A total of 204 wild horses were captured. One wild horse with an unspecified pre-existing condition and a body condition score of two (very thin) on nine-point scale was euthanized on Aug. 15. It was the only reported death of the roundup.
BLM set out to remove 296 wild horses from their home range.
The BLM made no plans to treat and release additional mares with safe, proven and humane fertility control, which Return to Freedom strongly supports as a way to eliminate future roundups.
The roundup was a follow-up to a five-year population control study completed last year.
“The current gather has been elevated as necessary to address exceptional drought conditions in the Herd Management Area,” the BLM said in a press release. “Drought conditions have caused a decline in the health of the wild horses during the last year because of lack of food and water. The gather will help the long-term sustainable health for the horses and the other resources within the area.”
Mares fitted with GPS collars that could not be remotely released at the conclusion of a research study were to be captured to remove the collars, BLM said. In addition, “select wild horses may be returned to the HMA to maintain herd genetic diversity and characteristics and to meet herd management objectives.” BLM’s gather report made no mention of wild horses being returned to the range.
The agency-set “Appropriate Management Level” for the 170,993-acre Conger Herd Management Area is 40 to 80 wild horses, or as low as one horse for every 4,275 acres. The current population of wild horses is estimated to be 340 to 355 wild horses, including this year’s foals.
By comparison, private livestock grazing on seven allotments overlapping the Herd Management Area is allocated up to 16,880 Animal Unit Months or the annual equivalent of 1,407 cow-calf pairs. One AUM is enough forage for one cow-calf pair, one horse or five sheep per month.
Captured wild horses were to be shipped to the Axtell (Utah) Facility, a private facility that does not allow in-person public adoptions. The BLM will announce when the Conger wild horses will be available for adoption or sale at a future date, according to the press release.

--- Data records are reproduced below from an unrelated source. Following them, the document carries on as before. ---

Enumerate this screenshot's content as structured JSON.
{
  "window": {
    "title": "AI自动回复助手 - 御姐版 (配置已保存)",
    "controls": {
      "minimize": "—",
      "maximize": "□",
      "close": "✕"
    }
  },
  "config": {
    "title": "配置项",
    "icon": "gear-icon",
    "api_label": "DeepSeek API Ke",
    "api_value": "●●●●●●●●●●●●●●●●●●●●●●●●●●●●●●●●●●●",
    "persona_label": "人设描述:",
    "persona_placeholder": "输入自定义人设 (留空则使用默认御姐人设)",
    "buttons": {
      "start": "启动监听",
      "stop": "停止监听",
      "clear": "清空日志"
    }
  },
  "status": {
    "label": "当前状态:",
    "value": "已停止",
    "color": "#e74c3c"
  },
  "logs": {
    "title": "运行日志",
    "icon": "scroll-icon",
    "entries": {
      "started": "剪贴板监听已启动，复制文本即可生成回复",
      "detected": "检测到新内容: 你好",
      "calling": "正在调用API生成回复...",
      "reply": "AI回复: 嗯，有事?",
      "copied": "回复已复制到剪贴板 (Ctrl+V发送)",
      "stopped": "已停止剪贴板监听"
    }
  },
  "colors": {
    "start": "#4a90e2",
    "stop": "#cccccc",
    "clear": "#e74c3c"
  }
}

RTF believes that the wild horses and burros have been placed in this position by the BLM’s failure to implement solutions that have been available for more than 20 years. The agency has resisted creating an infrastructure and a culture that could have made a sustainable and effective fertility control program possible. It has rounded up horses year after year while waiting for longer-acting vaccines instead of using the safe, proven and humane fertility control that’s available right now. These sensitive habitats are vulnerable to drought and, knowing this, a national land management agency tasked with the preservation and protection of our wild horses should have been prepared long ago and in a much better position today.